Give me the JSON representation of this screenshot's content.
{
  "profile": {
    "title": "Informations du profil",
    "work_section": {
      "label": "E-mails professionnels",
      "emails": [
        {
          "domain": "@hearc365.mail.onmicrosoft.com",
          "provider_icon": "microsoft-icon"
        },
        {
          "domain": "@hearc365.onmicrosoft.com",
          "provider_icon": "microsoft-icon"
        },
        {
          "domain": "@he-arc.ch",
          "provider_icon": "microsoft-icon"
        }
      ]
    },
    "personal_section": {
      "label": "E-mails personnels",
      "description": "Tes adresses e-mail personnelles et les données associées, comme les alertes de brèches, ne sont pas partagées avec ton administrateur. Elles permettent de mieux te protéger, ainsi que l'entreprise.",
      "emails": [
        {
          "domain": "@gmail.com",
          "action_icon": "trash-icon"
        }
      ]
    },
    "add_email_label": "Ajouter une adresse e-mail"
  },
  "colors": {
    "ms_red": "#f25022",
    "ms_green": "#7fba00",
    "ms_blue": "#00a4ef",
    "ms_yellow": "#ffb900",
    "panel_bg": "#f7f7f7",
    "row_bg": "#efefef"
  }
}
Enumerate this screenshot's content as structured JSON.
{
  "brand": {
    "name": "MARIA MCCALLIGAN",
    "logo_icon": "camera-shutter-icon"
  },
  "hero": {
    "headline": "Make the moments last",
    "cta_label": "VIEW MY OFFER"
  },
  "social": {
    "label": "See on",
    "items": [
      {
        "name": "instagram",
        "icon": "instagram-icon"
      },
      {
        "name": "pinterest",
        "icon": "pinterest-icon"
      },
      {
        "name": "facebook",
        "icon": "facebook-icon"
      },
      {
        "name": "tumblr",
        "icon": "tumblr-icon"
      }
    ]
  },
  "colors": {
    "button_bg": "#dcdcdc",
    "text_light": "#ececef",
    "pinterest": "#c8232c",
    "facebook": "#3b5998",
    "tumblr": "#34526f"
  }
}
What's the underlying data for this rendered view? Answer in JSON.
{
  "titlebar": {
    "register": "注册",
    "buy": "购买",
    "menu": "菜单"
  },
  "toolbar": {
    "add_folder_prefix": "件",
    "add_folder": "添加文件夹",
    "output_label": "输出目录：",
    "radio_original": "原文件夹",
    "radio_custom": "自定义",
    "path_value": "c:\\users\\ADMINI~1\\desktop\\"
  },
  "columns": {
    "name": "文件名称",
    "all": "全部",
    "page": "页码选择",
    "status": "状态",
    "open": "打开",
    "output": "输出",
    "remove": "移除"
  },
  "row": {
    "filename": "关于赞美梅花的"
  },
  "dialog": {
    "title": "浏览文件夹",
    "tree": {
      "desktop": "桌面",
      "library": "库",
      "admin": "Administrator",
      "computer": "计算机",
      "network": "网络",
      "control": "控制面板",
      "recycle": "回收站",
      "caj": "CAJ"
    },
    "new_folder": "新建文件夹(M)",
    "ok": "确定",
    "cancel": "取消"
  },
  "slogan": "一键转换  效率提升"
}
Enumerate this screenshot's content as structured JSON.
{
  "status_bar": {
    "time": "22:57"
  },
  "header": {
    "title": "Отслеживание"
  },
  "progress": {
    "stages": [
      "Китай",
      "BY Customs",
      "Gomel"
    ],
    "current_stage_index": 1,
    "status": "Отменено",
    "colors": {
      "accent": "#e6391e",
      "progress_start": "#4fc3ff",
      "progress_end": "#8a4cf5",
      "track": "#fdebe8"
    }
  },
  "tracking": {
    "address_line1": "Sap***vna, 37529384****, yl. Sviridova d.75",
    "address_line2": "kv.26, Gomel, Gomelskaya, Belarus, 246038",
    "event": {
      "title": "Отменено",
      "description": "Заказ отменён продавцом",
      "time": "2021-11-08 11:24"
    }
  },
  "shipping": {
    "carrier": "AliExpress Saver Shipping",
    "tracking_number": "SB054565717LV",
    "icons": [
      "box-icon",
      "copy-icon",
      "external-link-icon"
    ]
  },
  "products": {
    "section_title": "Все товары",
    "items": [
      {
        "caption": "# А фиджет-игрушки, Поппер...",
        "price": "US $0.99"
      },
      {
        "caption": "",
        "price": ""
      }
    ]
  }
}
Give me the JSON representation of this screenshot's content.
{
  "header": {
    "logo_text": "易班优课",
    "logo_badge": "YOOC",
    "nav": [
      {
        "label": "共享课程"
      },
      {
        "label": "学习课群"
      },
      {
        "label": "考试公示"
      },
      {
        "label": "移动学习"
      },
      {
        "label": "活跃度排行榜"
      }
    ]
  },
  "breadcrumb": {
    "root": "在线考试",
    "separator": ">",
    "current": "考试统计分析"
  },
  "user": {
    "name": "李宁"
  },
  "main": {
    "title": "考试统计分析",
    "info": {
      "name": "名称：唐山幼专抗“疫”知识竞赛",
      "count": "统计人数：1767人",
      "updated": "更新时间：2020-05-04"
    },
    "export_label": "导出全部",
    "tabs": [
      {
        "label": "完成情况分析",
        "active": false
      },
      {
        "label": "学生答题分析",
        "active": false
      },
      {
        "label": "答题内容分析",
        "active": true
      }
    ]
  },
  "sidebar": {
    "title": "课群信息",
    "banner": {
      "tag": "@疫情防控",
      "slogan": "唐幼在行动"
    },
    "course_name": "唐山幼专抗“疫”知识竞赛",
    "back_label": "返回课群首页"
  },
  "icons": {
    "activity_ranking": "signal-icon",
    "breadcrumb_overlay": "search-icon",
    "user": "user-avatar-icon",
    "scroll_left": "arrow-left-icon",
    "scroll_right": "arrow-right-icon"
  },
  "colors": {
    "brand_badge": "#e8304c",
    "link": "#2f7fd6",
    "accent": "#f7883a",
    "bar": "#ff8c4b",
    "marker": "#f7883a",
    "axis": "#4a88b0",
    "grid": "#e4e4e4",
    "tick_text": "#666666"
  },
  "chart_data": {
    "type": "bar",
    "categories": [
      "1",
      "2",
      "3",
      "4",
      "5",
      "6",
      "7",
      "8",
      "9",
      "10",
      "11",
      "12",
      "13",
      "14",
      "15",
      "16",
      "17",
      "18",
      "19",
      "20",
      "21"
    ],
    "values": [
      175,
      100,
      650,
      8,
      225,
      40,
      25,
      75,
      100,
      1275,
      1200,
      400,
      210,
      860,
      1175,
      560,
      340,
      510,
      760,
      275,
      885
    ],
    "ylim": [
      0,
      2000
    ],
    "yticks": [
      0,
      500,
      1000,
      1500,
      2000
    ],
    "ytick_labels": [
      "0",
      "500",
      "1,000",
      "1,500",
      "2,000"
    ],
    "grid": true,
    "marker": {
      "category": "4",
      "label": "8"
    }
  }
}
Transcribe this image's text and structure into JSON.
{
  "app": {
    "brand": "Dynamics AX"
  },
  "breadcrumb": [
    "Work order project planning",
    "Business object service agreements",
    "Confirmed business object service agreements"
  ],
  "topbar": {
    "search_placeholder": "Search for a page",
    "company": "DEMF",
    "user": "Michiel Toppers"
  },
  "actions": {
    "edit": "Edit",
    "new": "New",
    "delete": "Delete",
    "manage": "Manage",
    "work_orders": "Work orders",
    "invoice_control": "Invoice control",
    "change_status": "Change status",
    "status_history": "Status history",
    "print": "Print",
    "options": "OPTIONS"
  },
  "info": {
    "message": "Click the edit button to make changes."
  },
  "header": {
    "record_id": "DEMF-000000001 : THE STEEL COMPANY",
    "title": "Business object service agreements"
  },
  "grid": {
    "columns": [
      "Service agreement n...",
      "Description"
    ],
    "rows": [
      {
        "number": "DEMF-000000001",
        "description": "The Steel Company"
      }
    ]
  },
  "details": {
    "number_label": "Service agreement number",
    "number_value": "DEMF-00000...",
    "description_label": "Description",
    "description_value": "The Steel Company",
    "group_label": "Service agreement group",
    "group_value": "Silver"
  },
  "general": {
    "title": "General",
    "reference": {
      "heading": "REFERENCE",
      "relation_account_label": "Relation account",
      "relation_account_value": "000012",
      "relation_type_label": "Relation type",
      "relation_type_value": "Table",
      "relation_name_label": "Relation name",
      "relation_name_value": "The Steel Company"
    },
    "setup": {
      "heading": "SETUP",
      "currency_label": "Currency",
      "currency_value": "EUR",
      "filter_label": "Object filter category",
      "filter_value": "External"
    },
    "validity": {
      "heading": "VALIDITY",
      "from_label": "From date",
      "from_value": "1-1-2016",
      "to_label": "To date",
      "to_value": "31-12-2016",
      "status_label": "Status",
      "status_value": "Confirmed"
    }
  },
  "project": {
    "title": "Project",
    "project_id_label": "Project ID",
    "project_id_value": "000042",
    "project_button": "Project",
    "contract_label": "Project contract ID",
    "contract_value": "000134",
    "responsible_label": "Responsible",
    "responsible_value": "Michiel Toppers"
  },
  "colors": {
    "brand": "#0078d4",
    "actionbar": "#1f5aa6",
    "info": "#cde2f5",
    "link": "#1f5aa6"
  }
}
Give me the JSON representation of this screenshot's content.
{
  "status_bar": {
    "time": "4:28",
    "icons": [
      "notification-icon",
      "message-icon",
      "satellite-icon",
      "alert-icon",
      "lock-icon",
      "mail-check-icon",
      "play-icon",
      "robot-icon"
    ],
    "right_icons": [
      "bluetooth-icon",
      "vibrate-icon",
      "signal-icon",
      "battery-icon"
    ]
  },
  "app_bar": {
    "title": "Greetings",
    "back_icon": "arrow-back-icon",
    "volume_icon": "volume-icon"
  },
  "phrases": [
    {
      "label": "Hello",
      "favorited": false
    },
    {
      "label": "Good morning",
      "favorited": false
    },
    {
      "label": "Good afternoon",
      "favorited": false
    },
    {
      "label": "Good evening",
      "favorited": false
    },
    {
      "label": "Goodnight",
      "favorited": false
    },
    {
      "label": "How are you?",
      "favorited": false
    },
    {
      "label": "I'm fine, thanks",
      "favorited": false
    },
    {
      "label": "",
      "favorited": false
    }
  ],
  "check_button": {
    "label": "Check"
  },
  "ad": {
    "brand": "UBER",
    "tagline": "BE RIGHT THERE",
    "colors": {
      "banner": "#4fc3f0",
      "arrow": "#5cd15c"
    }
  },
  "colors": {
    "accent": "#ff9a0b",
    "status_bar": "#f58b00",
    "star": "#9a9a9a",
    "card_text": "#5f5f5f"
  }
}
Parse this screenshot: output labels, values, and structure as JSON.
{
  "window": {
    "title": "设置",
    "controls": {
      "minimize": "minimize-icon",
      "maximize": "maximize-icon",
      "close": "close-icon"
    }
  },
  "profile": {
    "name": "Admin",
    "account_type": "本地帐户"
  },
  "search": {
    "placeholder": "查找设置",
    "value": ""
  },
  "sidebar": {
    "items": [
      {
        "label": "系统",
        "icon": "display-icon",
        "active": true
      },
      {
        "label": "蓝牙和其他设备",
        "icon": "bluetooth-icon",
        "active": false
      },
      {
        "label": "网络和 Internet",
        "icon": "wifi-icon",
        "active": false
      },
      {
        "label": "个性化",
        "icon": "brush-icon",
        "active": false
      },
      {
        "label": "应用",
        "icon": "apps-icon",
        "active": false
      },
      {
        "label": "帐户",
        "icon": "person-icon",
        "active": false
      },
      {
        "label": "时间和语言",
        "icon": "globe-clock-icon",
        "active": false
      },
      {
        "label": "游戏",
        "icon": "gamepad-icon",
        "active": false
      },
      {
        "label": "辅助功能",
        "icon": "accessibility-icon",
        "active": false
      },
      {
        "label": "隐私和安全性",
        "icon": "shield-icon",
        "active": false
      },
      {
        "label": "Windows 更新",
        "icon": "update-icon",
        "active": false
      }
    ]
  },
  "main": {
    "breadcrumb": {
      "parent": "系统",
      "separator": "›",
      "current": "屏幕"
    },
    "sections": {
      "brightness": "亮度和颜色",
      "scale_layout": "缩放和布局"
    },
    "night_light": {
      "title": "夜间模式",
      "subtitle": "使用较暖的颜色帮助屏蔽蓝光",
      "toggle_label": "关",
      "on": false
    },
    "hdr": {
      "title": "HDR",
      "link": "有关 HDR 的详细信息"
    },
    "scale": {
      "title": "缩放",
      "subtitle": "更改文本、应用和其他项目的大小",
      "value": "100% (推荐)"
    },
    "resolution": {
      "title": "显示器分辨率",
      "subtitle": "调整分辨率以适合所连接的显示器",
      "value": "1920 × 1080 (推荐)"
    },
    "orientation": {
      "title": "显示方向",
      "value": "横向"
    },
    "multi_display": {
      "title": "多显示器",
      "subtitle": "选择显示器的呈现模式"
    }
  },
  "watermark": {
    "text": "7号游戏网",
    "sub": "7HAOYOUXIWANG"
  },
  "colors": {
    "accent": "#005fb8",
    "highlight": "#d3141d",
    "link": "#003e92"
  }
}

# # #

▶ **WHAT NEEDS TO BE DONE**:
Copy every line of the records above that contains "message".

▶ **WRITTEN SOLUTION**:
    "message": "Click the edit button to make changes."
      "message-icon",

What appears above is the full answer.